Nobody can mess up a recipe quite like I can. After growing up in a home where my mother didn’t bake a single batch of cookies EVER, I was determined to be the baking Mom that every child dreams of having. After 12 years of marriage and countless destroyed culinary “wonders”, I finally amassed an arsenal of recipes that could bring a man to his knees (or at least lure his workaholic behind home for dinner on time!) Then I decided I was going to tackle bread making. From scratch. Using only food storage ingredients. [Cue running & screaming from Tay’s burning kitchen.]
A year and a half later, my wheat grinder and I have learned how to turn a bucket of food storage wheat into delicious rolls and pastries. It wasn’t easy. The dog ate a LOT of bread. However, I found several simple, screw-up-proof recipes that even your five year-old “helper” couldn’t botch. Hence the Bread Kindergarten series. If you went to Kindergarten, you got this!
Ridiculously Easy French Bread
The ingredients are simple and shaping the loaf is eerily similar to pre-school playdough rolling. It tastes great and looks gorgeous, which will provide a big boost to your bread baking self-esteem! Here is what you need:

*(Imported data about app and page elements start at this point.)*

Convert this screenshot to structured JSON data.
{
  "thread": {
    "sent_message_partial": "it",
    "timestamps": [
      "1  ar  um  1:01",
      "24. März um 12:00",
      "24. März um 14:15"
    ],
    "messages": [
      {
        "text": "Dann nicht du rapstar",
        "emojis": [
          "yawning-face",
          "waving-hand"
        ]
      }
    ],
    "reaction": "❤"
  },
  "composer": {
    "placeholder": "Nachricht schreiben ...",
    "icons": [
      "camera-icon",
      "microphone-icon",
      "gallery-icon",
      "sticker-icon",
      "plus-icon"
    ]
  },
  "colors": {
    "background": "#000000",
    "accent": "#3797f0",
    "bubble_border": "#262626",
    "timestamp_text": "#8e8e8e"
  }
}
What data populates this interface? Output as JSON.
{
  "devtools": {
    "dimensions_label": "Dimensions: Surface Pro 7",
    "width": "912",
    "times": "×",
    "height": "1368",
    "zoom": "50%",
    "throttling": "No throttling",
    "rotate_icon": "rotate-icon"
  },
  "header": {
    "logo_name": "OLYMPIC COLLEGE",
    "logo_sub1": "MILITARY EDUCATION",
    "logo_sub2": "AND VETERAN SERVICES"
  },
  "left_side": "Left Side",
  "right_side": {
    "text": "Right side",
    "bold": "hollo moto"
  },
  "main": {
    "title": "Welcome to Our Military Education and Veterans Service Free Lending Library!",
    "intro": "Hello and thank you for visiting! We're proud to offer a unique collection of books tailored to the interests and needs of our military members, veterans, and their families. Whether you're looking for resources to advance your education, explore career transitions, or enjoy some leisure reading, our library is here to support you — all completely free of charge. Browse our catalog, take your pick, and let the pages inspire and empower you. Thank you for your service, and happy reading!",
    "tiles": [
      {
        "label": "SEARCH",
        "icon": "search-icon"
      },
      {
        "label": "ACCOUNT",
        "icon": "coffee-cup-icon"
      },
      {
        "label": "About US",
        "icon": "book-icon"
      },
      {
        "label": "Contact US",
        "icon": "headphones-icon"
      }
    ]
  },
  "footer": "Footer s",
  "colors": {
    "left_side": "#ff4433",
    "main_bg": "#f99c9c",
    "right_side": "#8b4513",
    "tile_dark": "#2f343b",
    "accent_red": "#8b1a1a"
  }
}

2 tbsp sugar
2 cups warm water
2 tbsp instant yeast
2 tbsp oil
2 tsp salt
4½ to 5 cups flour (half wheat flour okay)
To Begin: Proof yeast by mixing it with sugar & warm water and letting it foam for 5-10 mins. Add in remaining ingredients, using enough flour to make a dough ball that holds its shape and is not sticky. (Houston humidity may require up to 6 cups of flour to achieve this but don’t go over 6.) Cover & let rise in the mixing bowl for 30 minutes until doubled.
Easy Dough Rising Trick:
Set your oven to its lowest temp (170° for mine), let it preheat a couple minutes and then turn it off. Now set your dough to rise inside the warm oven. It gives fluffy, fail-proof results even on the coldest winter days…so long as you are certain that you turned the oven off! If it is summer, I simply place the covered bowl on the hood of my car in the garage to rise. At least the scalding Houston heat is good for something…
Once the dough has risen, divide it in half and roll one half into a 12×15 inch rectangle. Obviously it doesn’t have to be anywhere close to perfect:
Roll the dough up jelly roll/cinnamon roll style to make a loaf-looking shape (see: pre-school playdough rolling) and place it long ways on a parchment paper lined baking pan or cookie sheet.
Cut diagonal slits in the top of the dough using kitchen shears then repeat with second dough portion to create 2 French loaves:
Cover & let rise in a warm spot for 30-45 minutes. They will get HUGE (thanks to all the yeast) and should look rustic and imperfect like this:
Brush the loaves with 1 egg beaten with 2 tbsp milk (if a professional finish is desired – I didn’t on this batch) then bake at 400° for 20 minutes until golden. Cool completely before slicing or break apart and serve warm. Makes 2 wide, baguette-type loaves – if using a 13×18 inch baking pan like mine – or three to four shorter (bâtard) loaves.
Optional: After making the dough but before letting it rise, you can half the dough ball and refrigerate half to make another loaf the next day. Otherwise there will be plenty to feed your family and have leftovers with jam for breakfast! Or you could wrap up a loaf and share with a friend :)